Being broke and hungry doesn't get Mack down, but feeling rejected by the rest of Cannery Row really ruins his mood. In this world, relationships with other people are more important than having enough to eat.
Doc is the only unhappy character in Cannery Row.
Steinbeck decided to name his book after where it takes place, so it doesn't take Sherlock Holmes to figure out that the setting is a pretty important part of the book. Unlike, say, Robocop, it's hard to imagine Cannery Row in some other place. If Doc and Mack the boys and everyone were in New York, how would anything that happens in the book be possible? There wouldn't be a Palace Flophouse available, Doc would never be able to find all the sea life he needs in the Hudson River and Lee Chong sure couldn't be the only grocer in town.
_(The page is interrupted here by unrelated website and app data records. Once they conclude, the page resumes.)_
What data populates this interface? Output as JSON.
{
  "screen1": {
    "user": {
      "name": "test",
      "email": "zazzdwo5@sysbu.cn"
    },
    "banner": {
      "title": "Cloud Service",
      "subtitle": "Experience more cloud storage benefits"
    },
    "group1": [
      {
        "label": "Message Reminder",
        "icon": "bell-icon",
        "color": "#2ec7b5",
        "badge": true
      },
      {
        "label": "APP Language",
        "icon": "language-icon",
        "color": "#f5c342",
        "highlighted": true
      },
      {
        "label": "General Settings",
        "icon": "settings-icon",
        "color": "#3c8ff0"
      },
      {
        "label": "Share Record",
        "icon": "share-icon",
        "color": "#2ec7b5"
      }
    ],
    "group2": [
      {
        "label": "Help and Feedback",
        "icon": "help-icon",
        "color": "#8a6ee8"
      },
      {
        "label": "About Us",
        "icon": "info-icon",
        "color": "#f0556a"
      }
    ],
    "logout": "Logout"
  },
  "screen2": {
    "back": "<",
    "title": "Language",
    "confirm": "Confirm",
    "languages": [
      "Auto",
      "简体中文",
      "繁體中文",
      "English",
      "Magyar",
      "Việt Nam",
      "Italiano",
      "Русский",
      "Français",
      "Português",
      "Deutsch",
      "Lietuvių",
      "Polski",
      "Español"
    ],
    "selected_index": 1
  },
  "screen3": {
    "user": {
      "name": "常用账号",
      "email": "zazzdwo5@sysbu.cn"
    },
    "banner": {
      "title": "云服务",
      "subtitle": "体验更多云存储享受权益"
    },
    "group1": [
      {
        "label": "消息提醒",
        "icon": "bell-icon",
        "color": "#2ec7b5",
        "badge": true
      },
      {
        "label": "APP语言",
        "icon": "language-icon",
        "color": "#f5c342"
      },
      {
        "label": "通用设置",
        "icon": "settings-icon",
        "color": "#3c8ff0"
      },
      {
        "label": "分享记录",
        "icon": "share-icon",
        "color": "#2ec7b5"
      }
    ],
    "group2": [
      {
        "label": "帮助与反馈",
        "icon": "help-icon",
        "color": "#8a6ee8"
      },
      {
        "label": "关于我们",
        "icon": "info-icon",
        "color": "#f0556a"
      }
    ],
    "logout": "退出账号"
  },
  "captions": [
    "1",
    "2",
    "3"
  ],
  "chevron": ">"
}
The buildings in Cannery Row—the whorehouse, the Malloy's boiler, the Palace Flophouse—aren't just places; they're characters in the story.
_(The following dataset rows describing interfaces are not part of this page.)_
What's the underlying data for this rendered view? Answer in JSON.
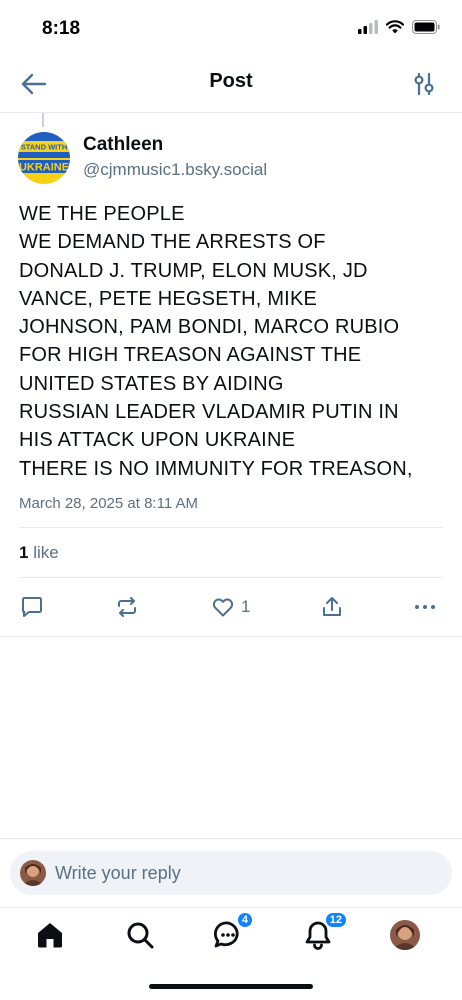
{
  "status_bar": {
    "time": "8:18"
  },
  "header": {
    "title": "Post",
    "back_icon": "arrow-left-icon",
    "filter_icon": "sliders-icon"
  },
  "post": {
    "author_name": "Cathleen",
    "author_handle": "@cjmmusic1.bsky.social",
    "avatar_text_top": "STAND WITH",
    "avatar_text_bottom": "UKRAINE",
    "lines": [
      "WE THE PEOPLE",
      "WE DEMAND THE ARRESTS OF",
      "DONALD J. TRUMP, ELON MUSK, JD",
      "VANCE, PETE HEGSETH, MIKE",
      "JOHNSON, PAM BONDI, MARCO RUBIO",
      "FOR HIGH TREASON AGAINST THE",
      "UNITED STATES BY AIDING",
      "RUSSIAN LEADER VLADAMIR PUTIN IN",
      "HIS ATTACK UPON UKRAINE",
      "THERE IS NO IMMUNITY FOR TREASON,"
    ],
    "date": "March 28, 2025 at 8:11 AM",
    "likes_count": "1",
    "likes_label": "like",
    "like_action_count": "1"
  },
  "reply": {
    "placeholder": "Write your reply"
  },
  "nav": {
    "messages_badge": "4",
    "notifications_badge": "12"
  },
  "colors": {
    "accent": "#1083fe",
    "icon": "#4a6e94",
    "secondary_text": "#5b6f82",
    "ukraine_blue": "#1f5fbf",
    "ukraine_yellow": "#f7d117"
  }
}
Steinbeck's descriptions of Cannery Row emphasize its heterogeneity: it's a big mix of classes, races, ages, and sexes.
You know authors and their egos: they just love to write about writing. So, it's never a huge surprise when writing is a theme of a book. In the first chapter, Steinbeck sets up a big metaphor between collecting sea life and trying to write about life in Cannery Row, and he's not afraid to get gross: the stories are worms, the resulting books are like embalmed cats and frogs, and so on. Writing in Cannery Row isn't something that artistes do with nice pens at fancy desks. It's a job, like working at the cannery or collecting sea worms. But probably less smelly than either.
If writing is like collecting sea life, then Doc is like the writer, making stories out of life. And like a writer, he seems to stand a little apart from the rest of Cannery Row.
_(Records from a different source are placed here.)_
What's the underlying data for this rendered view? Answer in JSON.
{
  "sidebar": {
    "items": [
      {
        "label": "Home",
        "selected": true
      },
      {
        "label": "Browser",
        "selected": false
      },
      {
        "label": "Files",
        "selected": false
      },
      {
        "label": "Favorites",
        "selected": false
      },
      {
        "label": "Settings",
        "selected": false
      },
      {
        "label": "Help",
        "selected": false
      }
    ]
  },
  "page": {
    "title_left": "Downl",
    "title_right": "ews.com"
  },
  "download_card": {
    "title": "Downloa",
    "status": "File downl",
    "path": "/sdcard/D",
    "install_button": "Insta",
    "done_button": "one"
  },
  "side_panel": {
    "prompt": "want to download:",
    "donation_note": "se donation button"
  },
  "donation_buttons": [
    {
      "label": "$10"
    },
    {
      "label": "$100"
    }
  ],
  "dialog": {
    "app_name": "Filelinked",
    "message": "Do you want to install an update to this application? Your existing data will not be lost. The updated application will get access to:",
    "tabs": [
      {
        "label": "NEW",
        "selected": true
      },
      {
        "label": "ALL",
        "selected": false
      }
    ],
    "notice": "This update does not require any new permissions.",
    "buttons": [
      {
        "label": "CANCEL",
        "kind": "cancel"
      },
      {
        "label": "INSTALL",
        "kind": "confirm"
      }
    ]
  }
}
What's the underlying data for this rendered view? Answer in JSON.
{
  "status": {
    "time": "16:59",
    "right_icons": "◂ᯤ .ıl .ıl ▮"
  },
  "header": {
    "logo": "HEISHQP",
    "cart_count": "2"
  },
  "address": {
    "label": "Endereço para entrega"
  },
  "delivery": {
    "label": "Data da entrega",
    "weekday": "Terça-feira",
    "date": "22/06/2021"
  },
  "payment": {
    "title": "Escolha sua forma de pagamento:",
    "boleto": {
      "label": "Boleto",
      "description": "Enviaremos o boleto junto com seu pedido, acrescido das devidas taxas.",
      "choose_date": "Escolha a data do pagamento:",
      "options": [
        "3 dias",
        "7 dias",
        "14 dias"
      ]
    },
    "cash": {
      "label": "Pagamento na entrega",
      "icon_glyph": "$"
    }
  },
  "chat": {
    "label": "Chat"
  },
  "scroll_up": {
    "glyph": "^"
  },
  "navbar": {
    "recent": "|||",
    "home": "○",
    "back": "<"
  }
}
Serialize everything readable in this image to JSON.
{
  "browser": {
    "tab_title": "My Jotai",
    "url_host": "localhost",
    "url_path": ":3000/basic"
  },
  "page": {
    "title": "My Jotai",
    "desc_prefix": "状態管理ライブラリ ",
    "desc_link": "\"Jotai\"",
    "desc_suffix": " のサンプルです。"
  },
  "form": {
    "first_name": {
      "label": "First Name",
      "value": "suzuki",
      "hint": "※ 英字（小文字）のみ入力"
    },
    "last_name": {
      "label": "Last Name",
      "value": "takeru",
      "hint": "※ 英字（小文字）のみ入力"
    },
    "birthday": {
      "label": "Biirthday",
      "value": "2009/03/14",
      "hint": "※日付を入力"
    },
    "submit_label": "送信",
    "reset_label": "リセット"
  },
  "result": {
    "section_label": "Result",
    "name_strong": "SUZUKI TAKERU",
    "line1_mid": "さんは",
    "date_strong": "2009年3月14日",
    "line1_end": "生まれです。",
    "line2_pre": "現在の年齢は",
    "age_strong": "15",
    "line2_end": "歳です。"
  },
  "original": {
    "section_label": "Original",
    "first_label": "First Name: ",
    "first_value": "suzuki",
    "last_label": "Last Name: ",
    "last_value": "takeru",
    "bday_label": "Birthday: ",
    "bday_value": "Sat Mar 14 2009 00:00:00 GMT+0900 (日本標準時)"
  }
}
Steinbeck's treatment of writing suggests that Cannery Row is leaching the life out of the real Cannery Row. Writing about something inevitably changes it, and to change Cannery Row would kill it.
Cannery Row is a place on the map, but it's also a community of lovely people: the "whores, pimps, gamblers, and sons of bitches" that Steinbeck talks about in the beginning (0.1). It may be a rough place, but you can find tons of examples of people in Cannery Row helping each other out and generally being big softies. In fact, it seems like the folks in Cannery Row are as dependent upon each other as these girls. Cannery Row? Try Cannery Pyramid. When there's a flu epidemic, they all pull together. And when Mack and the boys are miserable, everybody else is too.
Even though Doc is important to the community of Cannery Row, he's not really a part of it.
Doc is the most important member of the community of Cannery Row. Everyone is indebted to him and everyone loves him.